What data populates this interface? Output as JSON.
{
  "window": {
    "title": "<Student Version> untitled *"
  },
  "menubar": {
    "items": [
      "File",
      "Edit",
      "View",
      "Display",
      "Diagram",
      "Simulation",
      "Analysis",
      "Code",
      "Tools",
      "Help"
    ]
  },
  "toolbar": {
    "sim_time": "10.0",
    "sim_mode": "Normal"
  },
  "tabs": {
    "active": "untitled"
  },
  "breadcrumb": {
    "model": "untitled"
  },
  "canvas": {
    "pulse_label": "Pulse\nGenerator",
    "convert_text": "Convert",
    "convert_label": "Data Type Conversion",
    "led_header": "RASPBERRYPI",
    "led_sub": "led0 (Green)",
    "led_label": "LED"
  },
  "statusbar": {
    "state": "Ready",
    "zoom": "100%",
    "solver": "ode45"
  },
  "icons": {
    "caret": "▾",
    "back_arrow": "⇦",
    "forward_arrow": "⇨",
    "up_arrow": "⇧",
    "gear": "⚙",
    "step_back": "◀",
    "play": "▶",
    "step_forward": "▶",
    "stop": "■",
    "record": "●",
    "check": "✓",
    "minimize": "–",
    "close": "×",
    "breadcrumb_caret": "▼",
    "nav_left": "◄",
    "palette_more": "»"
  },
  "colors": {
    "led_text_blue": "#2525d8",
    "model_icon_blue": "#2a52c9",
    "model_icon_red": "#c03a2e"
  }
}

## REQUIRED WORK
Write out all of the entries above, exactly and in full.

## ANSWER
What data populates this interface? Output as JSON.
{
  "window": {
    "title": "<Student Version> untitled *"
  },
  "menubar": {
    "items": [
      "File",
      "Edit",
      "View",
      "Display",
      "Diagram",
      "Simulation",
      "Analysis",
      "Code",
      "Tools",
      "Help"
    ]
  },
  "toolbar": {
    "sim_time": "10.0",
    "sim_mode": "Normal"
  },
  "tabs": {
    "active": "untitled"
  },
  "breadcrumb": {
    "model": "untitled"
  },
  "canvas": {
    "pulse_label": "Pulse\nGenerator",
    "convert_text": "Convert",
    "convert_label": "Data Type Conversion",
    "led_header": "RASPBERRYPI",
    "led_sub": "led0 (Green)",
    "led_label": "LED"
  },
  "statusbar": {
    "state": "Ready",
    "zoom": "100%",
    "solver": "ode45"
  },
  "icons": {
    "caret": "▾",
    "back_arrow": "⇦",
    "forward_arrow": "⇨",
    "up_arrow": "⇧",
    "gear": "⚙",
    "step_back": "◀",
    "play": "▶",
    "step_forward": "▶",
    "stop": "■",
    "record": "●",
    "check": "✓",
    "minimize": "–",
    "close": "×",
    "breadcrumb_caret": "▼",
    "nav_left": "◄",
    "palette_more": "»"
  },
  "colors": {
    "led_text_blue": "#2525d8",
    "model_icon_blue": "#2a52c9",
    "model_icon_red": "#c03a2e"
  }
}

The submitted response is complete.